A) Contiguous area of memory :
What purpose do index page in books serve?
If you can answer this question, you’ve covered first bolded term in above definition.
Mainly Two Purposes:
1) Each index title uniquely identifies book chapters
2) Makes accessing any chapter easily.
Similarly, our computer uses an abstraction called memory address which
- Uniquely identifies what information is stored in what byte.(If you’ve no idea about what bits/bytes are, I’ve covered all the nitty-gritty here.)
- Makes accessing data stored in the memory easier.
Thumb Rule: Each byte(made of 8 bits) is associated with a unique address.
Above diagram represents a designated memory address for each byte.
But have you met any person who randomly reads chapters from the book?
No, right, cuz it makes no sense. It has to be read sequentially(read: contiguous), just like how data is stored in the consecutive memory address in above diagram.
B) Equal size elements & Contiguous integers:
Data can be read easily based on memory address but programming languages prefer to associate their own identifier with the memory address.
Simple answer: For faster retrieval or storing of data.
A Dumb Vs Wise Move:
Problem Statement: I want to store each character of string called “SAMPLE”.
Dumb Move: You can define six different variables to store each character.
Wise Move: You can use a single group(read: array) and use identifiers(index numbers) to access individual characters.
Something like this.
Each character like S, A holds two bytes of memory individually and location which houses them are called a cell.
The integer index used in place of the memory address is known as zero-based indexing.(index starts with 0 so)
So, the cell of the array with index 4 has contents L and is stored in bytes 2154 and 2155 of memory.
What’s So Special About Arrays?
Random / Constant-Time Access
Constant time access to read and write to any particular element in an array.
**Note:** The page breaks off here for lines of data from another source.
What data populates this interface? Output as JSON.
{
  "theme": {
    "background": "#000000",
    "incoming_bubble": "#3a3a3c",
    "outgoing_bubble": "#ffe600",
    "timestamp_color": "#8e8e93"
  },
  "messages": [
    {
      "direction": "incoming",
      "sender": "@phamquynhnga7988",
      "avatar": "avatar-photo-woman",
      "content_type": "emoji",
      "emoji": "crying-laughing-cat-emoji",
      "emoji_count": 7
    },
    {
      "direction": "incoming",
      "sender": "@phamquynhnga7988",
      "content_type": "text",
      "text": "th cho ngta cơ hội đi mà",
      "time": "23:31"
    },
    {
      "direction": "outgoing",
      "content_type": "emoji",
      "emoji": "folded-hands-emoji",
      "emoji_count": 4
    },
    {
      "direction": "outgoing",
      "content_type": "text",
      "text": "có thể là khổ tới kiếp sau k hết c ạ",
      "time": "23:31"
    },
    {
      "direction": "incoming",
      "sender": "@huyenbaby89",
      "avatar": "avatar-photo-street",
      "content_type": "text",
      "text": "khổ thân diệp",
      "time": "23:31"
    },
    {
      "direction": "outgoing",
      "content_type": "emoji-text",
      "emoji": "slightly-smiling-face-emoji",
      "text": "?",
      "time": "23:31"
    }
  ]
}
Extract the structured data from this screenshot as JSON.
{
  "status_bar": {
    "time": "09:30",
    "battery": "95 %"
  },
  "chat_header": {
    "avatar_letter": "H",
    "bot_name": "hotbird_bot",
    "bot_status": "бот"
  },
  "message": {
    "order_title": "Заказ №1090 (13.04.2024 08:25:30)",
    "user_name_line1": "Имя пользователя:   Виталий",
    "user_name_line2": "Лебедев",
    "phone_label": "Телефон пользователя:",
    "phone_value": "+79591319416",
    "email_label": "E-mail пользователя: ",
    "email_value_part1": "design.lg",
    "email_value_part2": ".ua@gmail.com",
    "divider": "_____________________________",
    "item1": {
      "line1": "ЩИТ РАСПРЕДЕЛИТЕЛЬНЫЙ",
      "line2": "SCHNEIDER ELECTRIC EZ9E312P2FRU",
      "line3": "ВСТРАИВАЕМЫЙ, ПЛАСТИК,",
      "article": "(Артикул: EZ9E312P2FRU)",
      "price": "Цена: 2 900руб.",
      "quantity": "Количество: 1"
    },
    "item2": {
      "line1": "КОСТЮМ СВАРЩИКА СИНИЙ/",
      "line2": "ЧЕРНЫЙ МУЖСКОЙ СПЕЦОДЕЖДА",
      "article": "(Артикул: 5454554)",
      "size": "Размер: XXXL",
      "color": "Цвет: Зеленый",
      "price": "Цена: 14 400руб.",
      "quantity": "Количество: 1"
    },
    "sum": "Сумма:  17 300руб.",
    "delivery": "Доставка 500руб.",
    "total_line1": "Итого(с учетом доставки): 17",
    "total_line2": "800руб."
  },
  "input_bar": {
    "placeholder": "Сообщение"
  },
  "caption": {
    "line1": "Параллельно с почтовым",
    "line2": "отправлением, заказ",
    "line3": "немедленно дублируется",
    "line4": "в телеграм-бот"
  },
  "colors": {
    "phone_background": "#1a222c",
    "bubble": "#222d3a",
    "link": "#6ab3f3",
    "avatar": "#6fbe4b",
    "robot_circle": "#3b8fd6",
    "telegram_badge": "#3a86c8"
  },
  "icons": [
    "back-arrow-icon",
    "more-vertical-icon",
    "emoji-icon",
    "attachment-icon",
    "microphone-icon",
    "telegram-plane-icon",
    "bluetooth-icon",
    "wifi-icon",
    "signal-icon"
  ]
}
Okay, whaaaat now?
Let me give you an example to simplify this. Arrays are stored in memory sequentially. So actually, when you access array you are telling the computer, “Get the memory address of the beginning of an array, then add 4 multiplied by the size of array elements to it, then access that spot.”
Let’s say we have to retrieve letter P from the above array.
We’ll use this formula to calculate the memory address where letter P lies.
Formulae : start_index + element_cell_size * index_of_element
For the above figure, we can see that start_index is 2146. Since each cell has unicode character, the element_cell_size is 2 bytes. Index of letter P is 3.
So address of letter P is 2146 + 2 * 3 = 2152
Since adding takes constant time so does array access!
Hence, arrays cost constant time, O(1), while accessing any element.
Of course, arithmetic calculations is handled for us. All we need to care about is this below high-level array abstraction i.e characters and their sequential indexes.
S A M P L E
0 1 2 3 4 5
- A group of related and equal sized variables can be stored one after another in a contiguous portion of the computer’s memory is known as an array.
- Reading and writing data in the array takes constant time i.e O(1)
- In a low-level array, each cell uses the same number of bytes.
Read All About Array On Steroids inspired by Comment on this blog post.